* [TASK DETAILS] Write out the data in full, exactly as shown.
*** Opening INPUT RECORDS ***
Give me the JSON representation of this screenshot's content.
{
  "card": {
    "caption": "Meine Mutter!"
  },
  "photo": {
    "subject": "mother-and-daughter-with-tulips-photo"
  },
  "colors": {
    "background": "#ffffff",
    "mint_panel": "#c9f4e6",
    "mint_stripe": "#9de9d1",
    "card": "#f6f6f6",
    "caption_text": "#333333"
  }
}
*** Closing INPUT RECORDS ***
* [ANSWER TO THIS EXERCISE]
Give me the JSON representation of this screenshot's content.
{
  "card": {
    "caption": "Meine Mutter!"
  },
  "photo": {
    "subject": "mother-and-daughter-with-tulips-photo"
  },
  "colors": {
    "background": "#ffffff",
    "mint_panel": "#c9f4e6",
    "mint_stripe": "#9de9d1",
    "card": "#f6f6f6",
    "caption_text": "#333333"
  }
}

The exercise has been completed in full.